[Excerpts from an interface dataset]
________

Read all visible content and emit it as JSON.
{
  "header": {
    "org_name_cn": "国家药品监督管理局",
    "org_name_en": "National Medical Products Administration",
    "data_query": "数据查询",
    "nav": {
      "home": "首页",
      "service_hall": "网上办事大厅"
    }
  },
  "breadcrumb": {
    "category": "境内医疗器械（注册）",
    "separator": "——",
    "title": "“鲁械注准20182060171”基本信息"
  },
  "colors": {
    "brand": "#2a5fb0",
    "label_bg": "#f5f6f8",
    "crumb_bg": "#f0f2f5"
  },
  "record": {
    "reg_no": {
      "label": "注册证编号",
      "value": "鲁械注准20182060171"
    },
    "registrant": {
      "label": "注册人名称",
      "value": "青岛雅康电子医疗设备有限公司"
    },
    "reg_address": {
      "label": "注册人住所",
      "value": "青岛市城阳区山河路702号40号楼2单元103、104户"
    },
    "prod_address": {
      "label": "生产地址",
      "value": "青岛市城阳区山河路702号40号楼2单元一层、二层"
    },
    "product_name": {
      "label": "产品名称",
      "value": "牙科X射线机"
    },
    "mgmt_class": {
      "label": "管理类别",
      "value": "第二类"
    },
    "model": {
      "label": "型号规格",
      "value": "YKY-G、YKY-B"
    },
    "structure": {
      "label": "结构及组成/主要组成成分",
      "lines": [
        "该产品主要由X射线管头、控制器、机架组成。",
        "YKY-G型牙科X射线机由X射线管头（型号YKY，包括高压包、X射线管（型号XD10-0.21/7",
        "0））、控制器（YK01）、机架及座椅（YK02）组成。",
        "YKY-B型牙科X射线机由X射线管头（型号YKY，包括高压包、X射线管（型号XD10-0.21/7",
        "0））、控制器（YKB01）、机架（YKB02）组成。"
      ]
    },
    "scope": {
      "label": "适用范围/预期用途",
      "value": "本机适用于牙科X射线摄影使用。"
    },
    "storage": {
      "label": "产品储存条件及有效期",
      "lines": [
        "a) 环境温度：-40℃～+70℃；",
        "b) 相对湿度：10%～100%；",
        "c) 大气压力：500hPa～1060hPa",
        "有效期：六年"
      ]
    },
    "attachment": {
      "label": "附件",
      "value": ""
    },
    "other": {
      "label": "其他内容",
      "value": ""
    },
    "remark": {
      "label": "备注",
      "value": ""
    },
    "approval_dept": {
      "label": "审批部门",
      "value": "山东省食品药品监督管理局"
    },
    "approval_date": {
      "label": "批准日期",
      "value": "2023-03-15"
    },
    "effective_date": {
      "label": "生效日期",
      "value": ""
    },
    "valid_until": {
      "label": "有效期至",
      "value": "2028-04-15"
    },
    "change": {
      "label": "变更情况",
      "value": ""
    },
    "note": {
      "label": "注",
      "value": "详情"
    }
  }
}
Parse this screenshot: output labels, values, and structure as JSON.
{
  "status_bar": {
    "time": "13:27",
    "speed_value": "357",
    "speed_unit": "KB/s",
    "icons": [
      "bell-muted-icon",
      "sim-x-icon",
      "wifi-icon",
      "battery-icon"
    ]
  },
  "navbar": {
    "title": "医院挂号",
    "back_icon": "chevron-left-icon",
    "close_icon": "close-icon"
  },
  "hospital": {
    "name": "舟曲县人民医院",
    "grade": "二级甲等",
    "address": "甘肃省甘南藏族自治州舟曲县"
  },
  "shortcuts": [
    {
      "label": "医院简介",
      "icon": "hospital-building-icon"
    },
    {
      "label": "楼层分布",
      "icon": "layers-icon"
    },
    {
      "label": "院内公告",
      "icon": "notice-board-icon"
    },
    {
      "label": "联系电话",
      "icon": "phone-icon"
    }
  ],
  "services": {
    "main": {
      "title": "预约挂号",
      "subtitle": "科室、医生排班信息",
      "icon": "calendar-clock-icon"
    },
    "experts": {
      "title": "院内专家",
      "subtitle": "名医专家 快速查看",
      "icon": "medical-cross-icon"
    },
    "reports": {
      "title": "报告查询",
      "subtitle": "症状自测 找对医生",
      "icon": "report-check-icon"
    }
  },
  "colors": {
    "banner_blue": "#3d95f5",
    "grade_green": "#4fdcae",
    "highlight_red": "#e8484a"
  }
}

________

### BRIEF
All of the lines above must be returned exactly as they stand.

### SOLUTION TO THIS EXERCISE
Read all visible content and emit it as JSON.
{
  "header": {
    "org_name_cn": "国家药品监督管理局",
    "org_name_en": "National Medical Products Administration",
    "data_query": "数据查询",
    "nav": {
      "home": "首页",
      "service_hall": "网上办事大厅"
    }
  },
  "breadcrumb": {
    "category": "境内医疗器械（注册）",
    "separator": "——",
    "title": "“鲁械注准20182060171”基本信息"
  },
  "colors": {
    "brand": "#2a5fb0",
    "label_bg": "#f5f6f8",
    "crumb_bg": "#f0f2f5"
  },
  "record": {
    "reg_no": {
      "label": "注册证编号",
      "value": "鲁械注准20182060171"
    },
    "registrant": {
      "label": "注册人名称",
      "value": "青岛雅康电子医疗设备有限公司"
    },
    "reg_address": {
      "label": "注册人住所",
      "value": "青岛市城阳区山河路702号40号楼2单元103、104户"
    },
    "prod_address": {
      "label": "生产地址",
      "value": "青岛市城阳区山河路702号40号楼2单元一层、二层"
    },
    "product_name": {
      "label": "产品名称",
      "value": "牙科X射线机"
    },
    "mgmt_class": {
      "label": "管理类别",
      "value": "第二类"
    },
    "model": {
      "label": "型号规格",
      "value": "YKY-G、YKY-B"
    },
    "structure": {
      "label": "结构及组成/主要组成成分",
      "lines": [
        "该产品主要由X射线管头、控制器、机架组成。",
        "YKY-G型牙科X射线机由X射线管头（型号YKY，包括高压包、X射线管（型号XD10-0.21/7",
        "0））、控制器（YK01）、机架及座椅（YK02）组成。",
        "YKY-B型牙科X射线机由X射线管头（型号YKY，包括高压包、X射线管（型号XD10-0.21/7",
        "0））、控制器（YKB01）、机架（YKB02）组成。"
      ]
    },
    "scope": {
      "label": "适用范围/预期用途",
      "value": "本机适用于牙科X射线摄影使用。"
    },
    "storage": {
      "label": "产品储存条件及有效期",
      "lines": [
        "a) 环境温度：-40℃～+70℃；",
        "b) 相对湿度：10%～100%；",
        "c) 大气压力：500hPa～1060hPa",
        "有效期：六年"
      ]
    },
    "attachment": {
      "label": "附件",
      "value": ""
    },
    "other": {
      "label": "其他内容",
      "value": ""
    },
    "remark": {
      "label": "备注",
      "value": ""
    },
    "approval_dept": {
      "label": "审批部门",
      "value": "山东省食品药品监督管理局"
    },
    "approval_date": {
      "label": "批准日期",
      "value": "2023-03-15"
    },
    "effective_date": {
      "label": "生效日期",
      "value": ""
    },
    "valid_until": {
      "label": "有效期至",
      "value": "2028-04-15"
    },
    "change": {
      "label": "变更情况",
      "value": ""
    },
    "note": {
      "label": "注",
      "value": "详情"
    }
  }
}
Parse this screenshot: output labels, values, and structure as JSON.
{
  "status_bar": {
    "time": "13:27",
    "speed_value": "357",
    "speed_unit": "KB/s",
    "icons": [
      "bell-muted-icon",
      "sim-x-icon",
      "wifi-icon",
      "battery-icon"
    ]
  },
  "navbar": {
    "title": "医院挂号",
    "back_icon": "chevron-left-icon",
    "close_icon": "close-icon"
  },
  "hospital": {
    "name": "舟曲县人民医院",
    "grade": "二级甲等",
    "address": "甘肃省甘南藏族自治州舟曲县"
  },
  "shortcuts": [
    {
      "label": "医院简介",
      "icon": "hospital-building-icon"
    },
    {
      "label": "楼层分布",
      "icon": "layers-icon"
    },
    {
      "label": "院内公告",
      "icon": "notice-board-icon"
    },
    {
      "label": "联系电话",
      "icon": "phone-icon"
    }
  ],
  "services": {
    "main": {
      "title": "预约挂号",
      "subtitle": "科室、医生排班信息",
      "icon": "calendar-clock-icon"
    },
    "experts": {
      "title": "院内专家",
      "subtitle": "名医专家 快速查看",
      "icon": "medical-cross-icon"
    },
    "reports": {
      "title": "报告查询",
      "subtitle": "症状自测 找对医生",
      "icon": "report-check-icon"
    }
  },
  "colors": {
    "banner_blue": "#3d95f5",
    "grade_green": "#4fdcae",
    "highlight_red": "#e8484a"
  }
}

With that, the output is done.